At least it would make good economic sense, according to the Lawrence Berkeley National Laboratory, and help the environment to boot. Google's 20 autonomous cars have logged over 1 million miles collectively and each car currently drives about 10,000 miles each week each. With this robust testing, researchers are comfortable formulating plans on how to deploy self-driven cars —
Because the technology is new, equipping a car with autonomous technology costs about $150,000 (the zero-emission fuel system comes standard). At this cost, an average driver who commutes about 12,000 miles per year would not recover that investment.
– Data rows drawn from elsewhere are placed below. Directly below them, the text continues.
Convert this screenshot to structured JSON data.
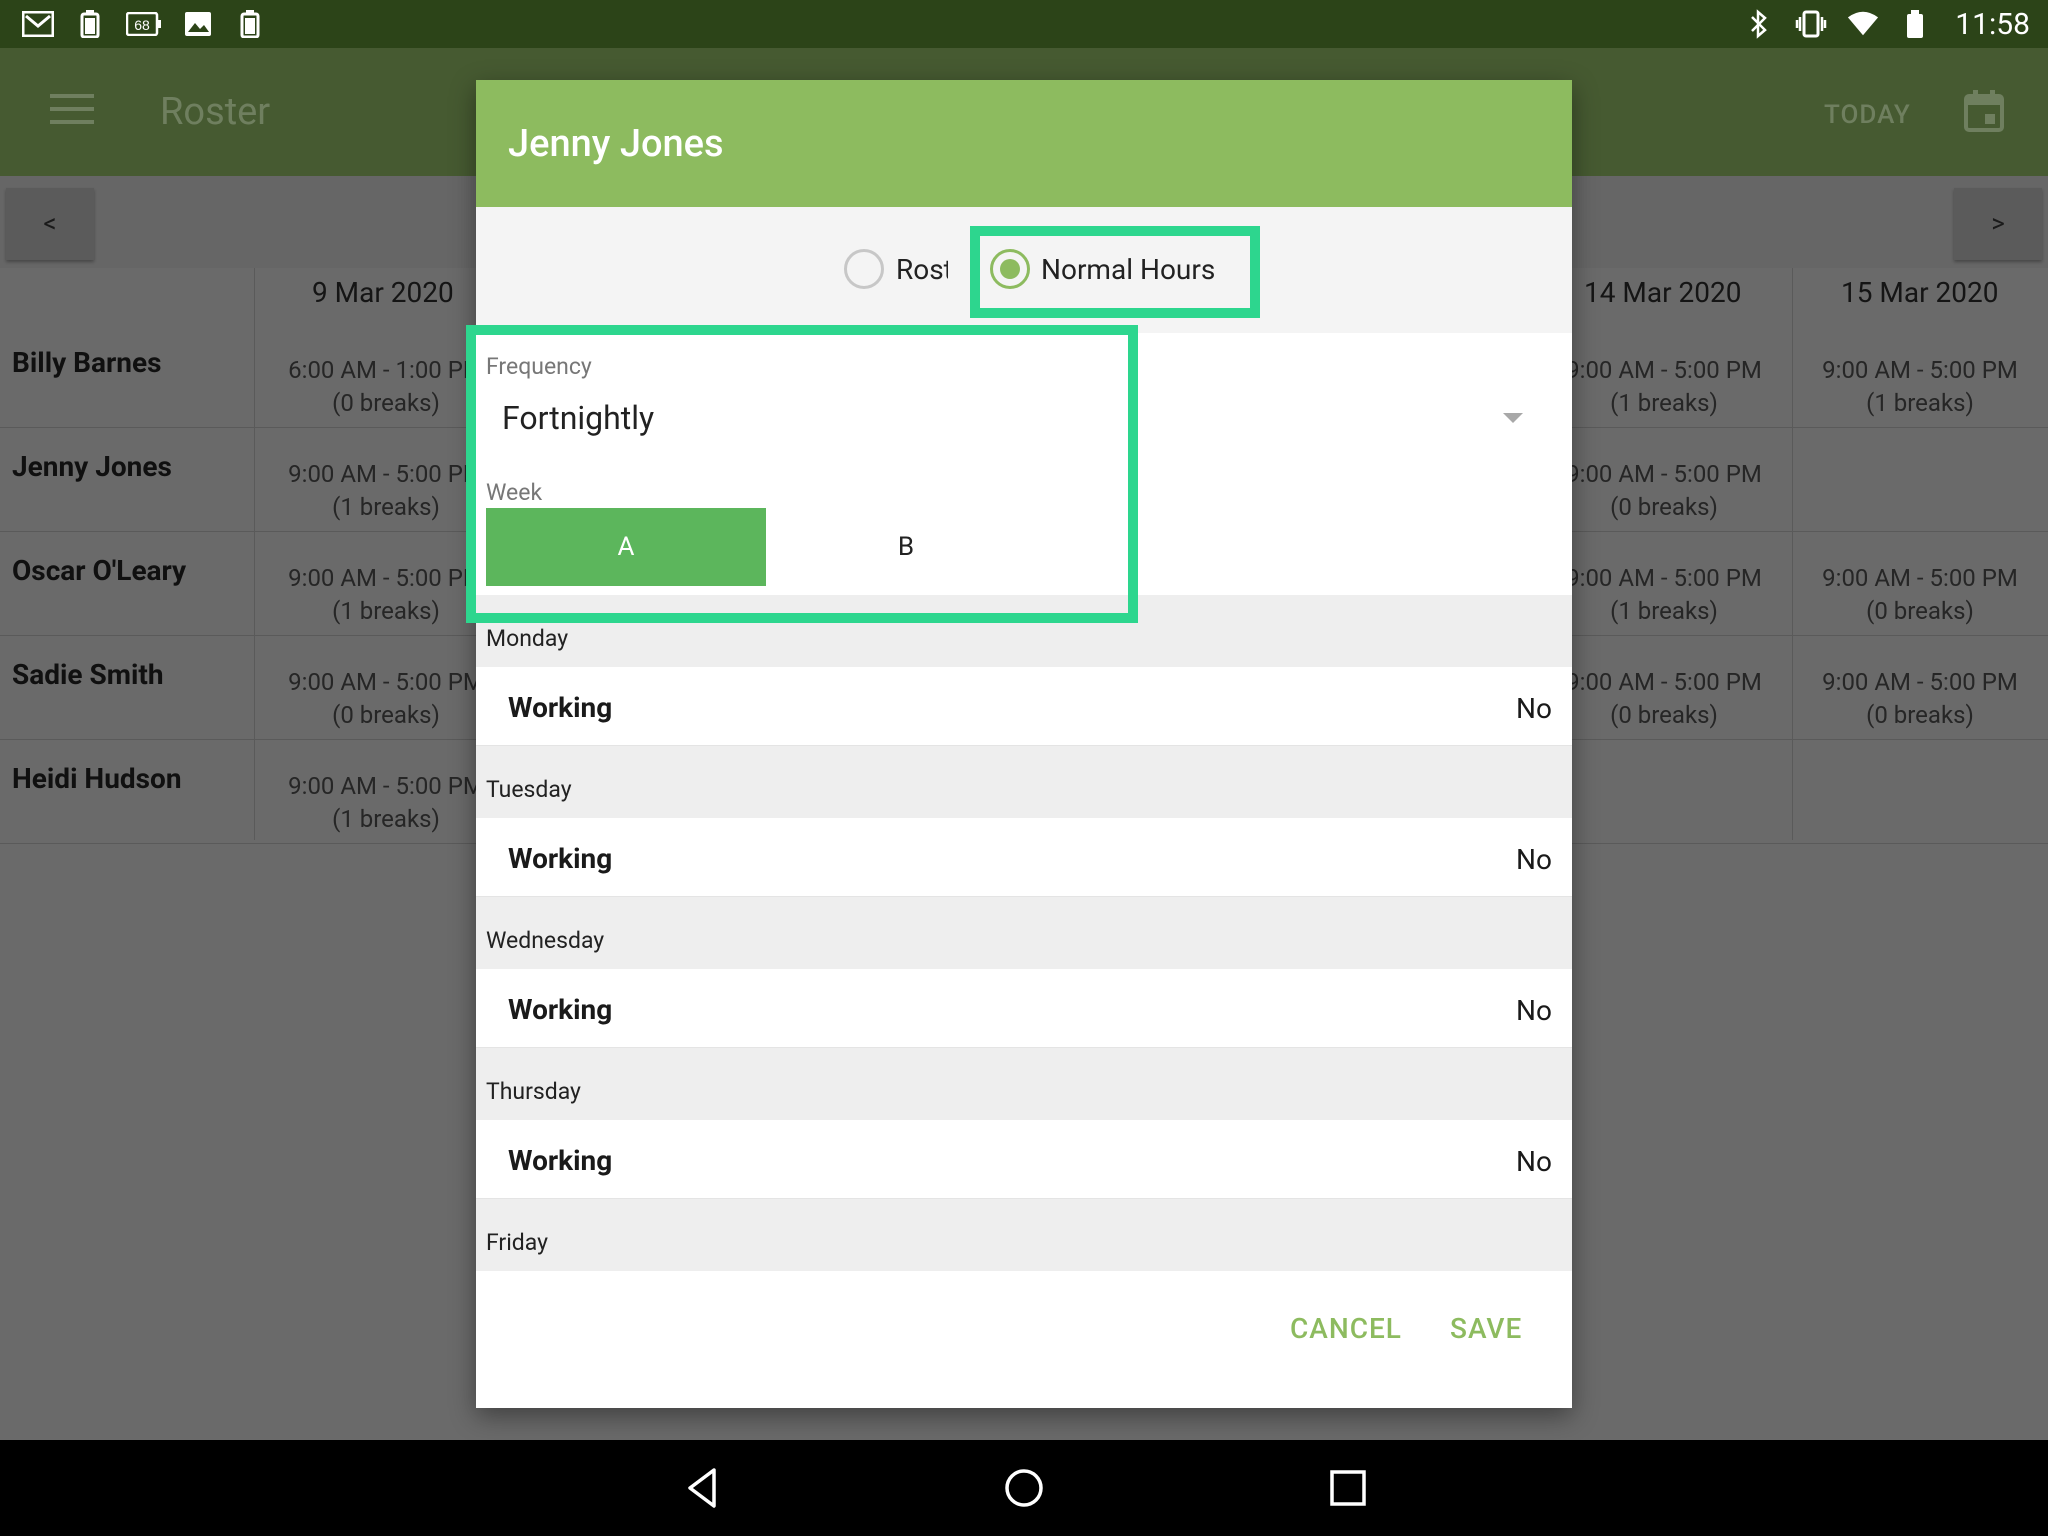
{
  "status_bar": {
    "time": "11:58",
    "left_icons": [
      "gmail-icon",
      "battery-small-icon",
      "battery-68-icon",
      "image-icon",
      "battery-small-icon"
    ],
    "battery_badge": "68",
    "right_icons": [
      "bluetooth-icon",
      "vibrate-icon",
      "wifi-icon",
      "battery-icon"
    ]
  },
  "app_bar": {
    "title": "Roster",
    "today_label": "TODAY",
    "menu_icon": "hamburger-menu-icon",
    "calendar_icon": "calendar-icon"
  },
  "roster": {
    "prev_label": "<",
    "next_label": ">",
    "dates": [
      "9 Mar 2020",
      "14 Mar 2020",
      "15 Mar 2020"
    ],
    "rows": [
      {
        "name": "Billy Barnes",
        "c1": [
          "6:00 AM - 1:00 PM",
          "(0 breaks)"
        ],
        "c2": [
          "9:00 AM - 5:00 PM",
          "(1 breaks)"
        ],
        "c3": [
          "9:00 AM - 5:00 PM",
          "(1 breaks)"
        ]
      },
      {
        "name": "Jenny Jones",
        "c1": [
          "9:00 AM - 5:00 PM",
          "(1 breaks)"
        ],
        "c2": [
          "9:00 AM - 5:00 PM",
          "(0 breaks)"
        ],
        "c3": [
          "",
          ""
        ]
      },
      {
        "name": "Oscar O'Leary",
        "c1": [
          "9:00 AM - 5:00 PM",
          "(1 breaks)"
        ],
        "c2": [
          "9:00 AM - 5:00 PM",
          "(1 breaks)"
        ],
        "c3": [
          "9:00 AM - 5:00 PM",
          "(0 breaks)"
        ]
      },
      {
        "name": "Sadie Smith",
        "c1": [
          "9:00 AM - 5:00 PM",
          "(0 breaks)"
        ],
        "c2": [
          "9:00 AM - 5:00 PM",
          "(0 breaks)"
        ],
        "c3": [
          "9:00 AM - 5:00 PM",
          "(0 breaks)"
        ]
      },
      {
        "name": "Heidi Hudson",
        "c1": [
          "9:00 AM - 5:00 PM",
          "(1 breaks)"
        ],
        "c2": [
          "",
          ""
        ],
        "c3": [
          "",
          ""
        ]
      }
    ]
  },
  "dialog": {
    "title": "Jenny Jones",
    "mode_options": {
      "roster": "Roster",
      "normal_hours": "Normal Hours"
    },
    "selected_mode": "normal_hours",
    "frequency_label": "Frequency",
    "frequency_value": "Fortnightly",
    "week_label": "Week",
    "week_a": "A",
    "week_b": "B",
    "selected_week": "A",
    "days": [
      {
        "day": "Monday",
        "label": "Working",
        "value": "No"
      },
      {
        "day": "Tuesday",
        "label": "Working",
        "value": "No"
      },
      {
        "day": "Wednesday",
        "label": "Working",
        "value": "No"
      },
      {
        "day": "Thursday",
        "label": "Working",
        "value": "No"
      }
    ],
    "partial_day": "Friday",
    "cancel_label": "CANCEL",
    "save_label": "SAVE"
  },
  "colors": {
    "accent": "#8dbb5f",
    "week_selected": "#5cb65c",
    "highlight": "#2dd68e",
    "status_bar": "#2c4418"
  },
  "system_nav": {
    "icons": [
      "back-icon",
      "home-icon",
      "recents-icon"
    ]
  }
}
But taxis, which drive between 40,000 and 70,000 miles per year, could.
The return on investment results from less fuel use and not having to pay a driver (not something all current taxi drivers would appreciate). Zero-emissions systems account for half the energy savings of a self-driving taxi fleet.
The other half comes from a practice called "right sizing" in which the appropriately sized vehicles arrives to pick you up. A single person will need a small autonomous car while a family leaving for vacation will require a larger, less fuel-efficient vehicle.
Princeton's Alain Kornhauser predicts that, by 2030, self-driving vehicles could help economize road miles by carpooling. As for Google's vehicles, they have yet to cause a single road accident. Watch this video to see how they're programmed to adjust to challenges as they arise:
Read more at Kurzweil AI.
Photo credits: Bloomberg/Getty, Shutterstock